The response should be a precise copy of every entry.

[Extracted data entries]
==================================================

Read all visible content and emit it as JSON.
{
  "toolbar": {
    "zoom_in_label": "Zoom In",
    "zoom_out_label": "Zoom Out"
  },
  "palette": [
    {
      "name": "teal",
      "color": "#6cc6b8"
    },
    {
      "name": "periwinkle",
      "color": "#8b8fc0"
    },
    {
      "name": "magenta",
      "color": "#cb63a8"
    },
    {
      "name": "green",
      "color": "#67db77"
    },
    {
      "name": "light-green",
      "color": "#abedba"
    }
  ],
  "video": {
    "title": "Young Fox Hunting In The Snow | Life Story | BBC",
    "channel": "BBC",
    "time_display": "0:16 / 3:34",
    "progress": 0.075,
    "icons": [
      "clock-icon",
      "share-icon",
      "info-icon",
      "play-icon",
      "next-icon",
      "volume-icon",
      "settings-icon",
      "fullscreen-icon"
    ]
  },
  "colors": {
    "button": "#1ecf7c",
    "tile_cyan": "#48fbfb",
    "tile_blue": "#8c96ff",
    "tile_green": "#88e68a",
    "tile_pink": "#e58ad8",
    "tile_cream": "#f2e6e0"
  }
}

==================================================

## WRITTEN REPLY
Read all visible content and emit it as JSON.
{
  "toolbar": {
    "zoom_in_label": "Zoom In",
    "zoom_out_label": "Zoom Out"
  },
  "palette": [
    {
      "name": "teal",
      "color": "#6cc6b8"
    },
    {
      "name": "periwinkle",
      "color": "#8b8fc0"
    },
    {
      "name": "magenta",
      "color": "#cb63a8"
    },
    {
      "name": "green",
      "color": "#67db77"
    },
    {
      "name": "light-green",
      "color": "#abedba"
    }
  ],
  "video": {
    "title": "Young Fox Hunting In The Snow | Life Story | BBC",
    "channel": "BBC",
    "time_display": "0:16 / 3:34",
    "progress": 0.075,
    "icons": [
      "clock-icon",
      "share-icon",
      "info-icon",
      "play-icon",
      "next-icon",
      "volume-icon",
      "settings-icon",
      "fullscreen-icon"
    ]
  },
  "colors": {
    "button": "#1ecf7c",
    "tile_cyan": "#48fbfb",
    "tile_blue": "#8c96ff",
    "tile_green": "#88e68a",
    "tile_pink": "#e58ad8",
    "tile_cream": "#f2e6e0"
  }
}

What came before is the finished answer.